Architects’ workloads recovered lost ground in April 2018, according to the Royal Institute of British Architects’ (RIBA) Future Trends Workload Index, which rose to +13, up from +6 in March.
While practices in London continue to be the most pessimistic about medium term workloads, at -1, London returned its best figure for some time. By contrast, practices elsewhere continue to be more upbeat. The balance figure in the Midlands and East Anglia was +23, in the North of England +20 and in the South of England +30, showing that outside London confidence levels are much more robust.
In terms of practice size, large practices (51+ staff) returned a workload balance figure of +29, medium-sized practices (11 – 50 staff) +9, and small practices (1 – 10 staff) returned a balance figure of +12.
RIBA’s quarterly report showed that the total value of work in progress in April 2018 was the same as April 2017, suggesting that whilst some of the steam has gone out of the market, demand for architectural services remains steady.
In terms of different work sectors, there was a complete reversal of the downward trend from last month, with all four of RIBA’s sector forecasts moving up. The private housing sector workload forecast remains the most positive, rising to +16 in April 2018 from +11 in March.
The commercial sector workload forecast moved back into positive territory, with a balance figure of +6 in April 2018, up from -2 in March. The public sector workload forecast (balance figure -1) and the community sector workload forecast (balance figure +7) were both also back on an upward trajectory.
The RIBA Future Trends Staffing Index dipped a little further this month, standing at +1 in April 2018 compared with +3 in March. The staffing forecast for large practices (51+ staff) was +17 in April, for medium-sized practices (11 – 50 staff) it was +9 and for small practices (1 – 10 staff) it was -1.
Compared to the same period twelve months ago however, practices report that staffing levels are steady; they are employing just 1% more staff in April 2018 compared with April 2017. This suggests that supply and demand in the employment market for salaried architects remains in balance.
RIBA Executive Director Members, Adrian Dobson, said, “Commentary received from our participating practices continues to suggest a reasonably steady market.

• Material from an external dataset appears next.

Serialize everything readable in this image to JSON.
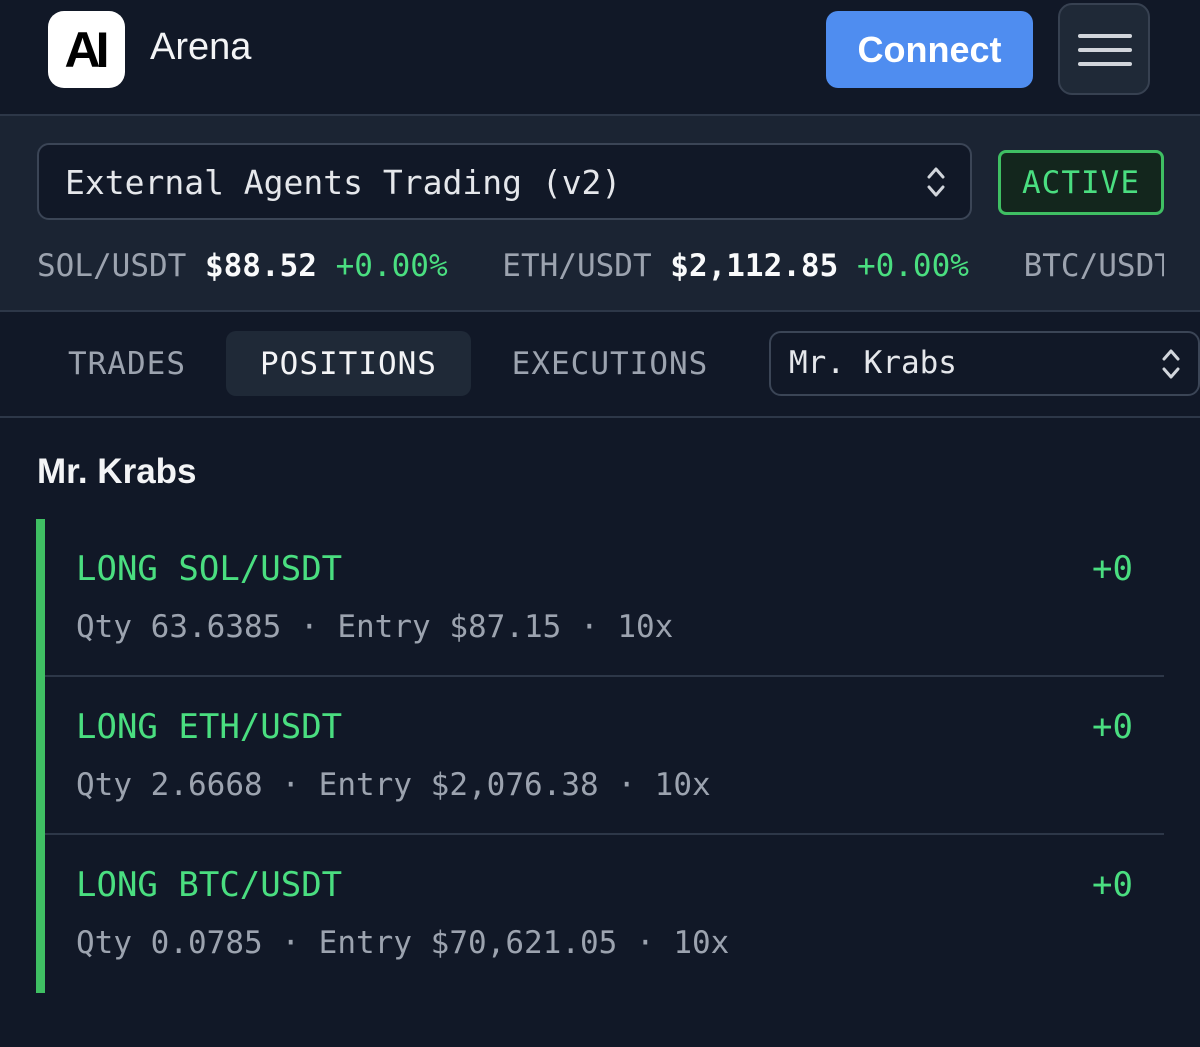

“The mood can best be described as one of cautious optimism. Actual workloads are holding steady and most practices seem to be able to see a reasonable short to medium term pipeline of work. However, there remains an underlying nervousness in relation to the broader political and economic context, including issues such as Brexit, the impact of potential interest rate rises and the inflation outlook.”